Tuesday, June 14, 2011
Was Tyson Really That Great?
Nostalgia has a way of coloring our opinions of people and events, be they historical figures or athletes who dominated our childhoods. Mike Tyson is an example of a public figure who, through time and hype, gradually become mythical and no one can really have a logical conversation about them. I wrote a while back about how Biggie wasn't really the greatest rapper of all time and you would have thought I had said Mother Teresa was a whore. I suppose a lot of Tyson fans have similar feelings about Iron Mike, and the argument for both of these childhood heroes is kind of similar as well.
Both were from Brooklyn and overcame physical traits that were unusual for their profession and would cause them to be picked on when they were younger (Biggie being fat, Tyson and his girlish voice), both achieved fame at a young age and were fairly dominant in their fields and both careers were cut short before they could totally realize their potentials leaving experts and fans to argue about them forever. The real huge difference here is that Biggie's career was cut short at 24 because of a senseless killing, and Tyson's boxing career never made it as far as it could because of his own doing. And there's always the argument that he wasn't that good to begin with and was the product of weak competition. But both benefit from nostalgia, Tyson even more so than Biggie (since BIG actually was great for a number of years).

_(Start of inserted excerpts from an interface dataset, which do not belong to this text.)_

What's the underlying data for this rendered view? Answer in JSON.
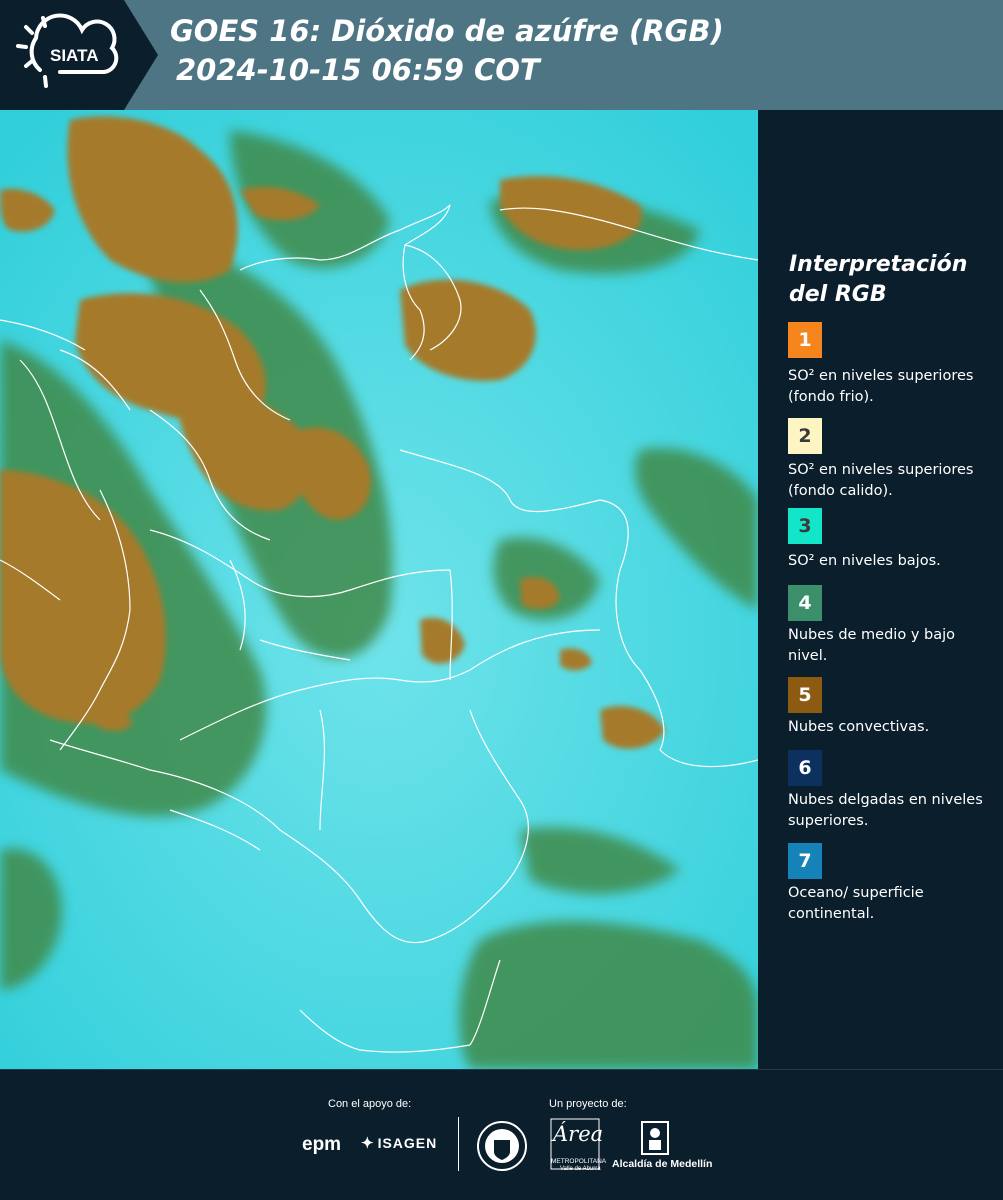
{
  "header": {
    "logo_text": "SIATA",
    "title_line1": "GOES 16: Dióxido de azúfre (RGB)",
    "title_line2": "2024-10-15 06:59 COT"
  },
  "map": {
    "ocean_color": "#3dd4dd",
    "convective_cloud_color": "#a57a2c",
    "mid_low_cloud_color": "#3f8a4a",
    "border_color": "#ffffff"
  },
  "legend": {
    "title": "Interpretación del RGB",
    "items": [
      {
        "number": "1",
        "color": "#f7851e",
        "text": "SO² en niveles superiores (fondo frio)."
      },
      {
        "number": "2",
        "color": "#fdf6c3",
        "text": "SO² en niveles superiores (fondo calido)."
      },
      {
        "number": "3",
        "color": "#13e6c8",
        "text": "SO² en niveles bajos."
      },
      {
        "number": "4",
        "color": "#3b8f6b",
        "text": "Nubes de medio y bajo nivel."
      },
      {
        "number": "5",
        "color": "#8c5b11",
        "text": "Nubes convectivas."
      },
      {
        "number": "6",
        "color": "#0d315f",
        "text": "Nubes delgadas en niveles superiores."
      },
      {
        "number": "7",
        "color": "#1683b8",
        "text": "Oceano/ superficie continental."
      }
    ]
  },
  "footer": {
    "support_caption": "Con el apoyo de:",
    "project_caption": "Un proyecto de:",
    "epm": "epm",
    "isagen": "ISAGEN",
    "area_word": "Área",
    "area_sub1": "METROPOLITANA",
    "area_sub2": "Valle de Aburrá",
    "alcaldia": "Alcaldía de Medellín"
  }
}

With Tyson's recent induction into the Boxing Hall of Fame, there's been a lot of his old highlights shown all over the place, and no matter the competition, his knockouts are fun to watch. Tyson was so ferocious in his early years, knocking washed up or never was "tomato cans" (to use Hater J's favorite term), that it's easy to gloss over the fact that those guys were mostly bums that he was demolishing. One reason I'm glad that I was born in the 80s and not a decade earlier is I probably would have wasted a lot of time and money on 5 minute pay per view fights. Still, Mike was a phenomenon who tore into other fighters in a way that isn't seen too often, and he's probably the second most famous boxer in history. That's what makes it so hard to argue about him though, his public persona is so huge and he's become such a brand name (his Punch Out game is a classic for anyone born during the Reagan years) that arguing against him with a fan is pointless, despite the evidence.
When all is said and done, even if he never reached his full potential, or if you argue he wasn't that great to begin with and just dominated weak competition like the James Tilleses and Marvis Fraziers of the world, his impact can't be denied. Even now as he's basically a parody of himself, he's still an icon that inspires debate unlike any other boxer, as hard as Mayweather or some of the other new jacks might try to draw attention to themselves. He might not have been the greatest fighter who ever lived, but don't try telling a Tyson fan that.